Task requirements — State only how many lines below include the word "command".
--- START ---
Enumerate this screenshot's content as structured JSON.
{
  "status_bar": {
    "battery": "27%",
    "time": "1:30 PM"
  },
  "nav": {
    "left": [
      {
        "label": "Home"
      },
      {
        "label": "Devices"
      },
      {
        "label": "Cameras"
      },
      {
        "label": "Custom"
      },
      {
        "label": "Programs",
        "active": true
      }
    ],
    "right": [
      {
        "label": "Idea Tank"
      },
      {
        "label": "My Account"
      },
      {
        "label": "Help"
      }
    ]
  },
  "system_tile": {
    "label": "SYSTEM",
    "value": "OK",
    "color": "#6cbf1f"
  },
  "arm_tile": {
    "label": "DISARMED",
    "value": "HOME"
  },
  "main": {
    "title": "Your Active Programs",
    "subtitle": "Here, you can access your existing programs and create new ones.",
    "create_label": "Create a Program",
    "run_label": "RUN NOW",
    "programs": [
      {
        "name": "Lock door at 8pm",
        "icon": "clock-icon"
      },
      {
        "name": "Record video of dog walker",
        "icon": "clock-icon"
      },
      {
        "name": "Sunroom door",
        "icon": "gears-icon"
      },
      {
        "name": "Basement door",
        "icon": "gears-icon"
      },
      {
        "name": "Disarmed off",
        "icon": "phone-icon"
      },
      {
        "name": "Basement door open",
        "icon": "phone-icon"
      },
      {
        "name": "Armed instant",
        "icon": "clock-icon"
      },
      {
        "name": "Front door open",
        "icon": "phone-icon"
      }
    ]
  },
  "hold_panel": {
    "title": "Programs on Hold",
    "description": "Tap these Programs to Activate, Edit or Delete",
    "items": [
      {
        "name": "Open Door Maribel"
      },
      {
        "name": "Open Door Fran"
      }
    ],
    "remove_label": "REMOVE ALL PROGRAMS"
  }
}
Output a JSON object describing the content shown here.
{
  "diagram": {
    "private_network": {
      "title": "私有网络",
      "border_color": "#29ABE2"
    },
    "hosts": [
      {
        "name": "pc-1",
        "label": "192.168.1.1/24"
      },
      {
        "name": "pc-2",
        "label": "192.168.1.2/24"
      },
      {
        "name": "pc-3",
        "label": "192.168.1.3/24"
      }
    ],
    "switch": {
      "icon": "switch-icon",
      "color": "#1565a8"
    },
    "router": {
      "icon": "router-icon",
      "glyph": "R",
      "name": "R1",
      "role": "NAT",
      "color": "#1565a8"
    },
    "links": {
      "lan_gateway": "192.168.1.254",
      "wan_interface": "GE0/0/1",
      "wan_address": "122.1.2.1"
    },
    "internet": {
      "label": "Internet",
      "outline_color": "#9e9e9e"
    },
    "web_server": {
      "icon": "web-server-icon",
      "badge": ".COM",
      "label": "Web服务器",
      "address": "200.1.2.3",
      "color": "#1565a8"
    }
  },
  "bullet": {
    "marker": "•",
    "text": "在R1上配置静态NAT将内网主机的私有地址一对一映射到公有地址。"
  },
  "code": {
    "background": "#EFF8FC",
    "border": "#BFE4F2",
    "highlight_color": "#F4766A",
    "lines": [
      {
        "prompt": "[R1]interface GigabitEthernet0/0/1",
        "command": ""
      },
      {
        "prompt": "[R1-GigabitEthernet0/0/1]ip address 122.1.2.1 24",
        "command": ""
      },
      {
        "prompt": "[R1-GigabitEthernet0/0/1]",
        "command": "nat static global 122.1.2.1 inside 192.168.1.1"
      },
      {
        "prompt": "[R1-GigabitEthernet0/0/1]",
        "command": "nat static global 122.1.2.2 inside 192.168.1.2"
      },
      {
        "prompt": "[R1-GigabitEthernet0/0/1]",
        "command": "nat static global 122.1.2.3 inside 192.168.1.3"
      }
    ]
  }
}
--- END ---
Solution — 5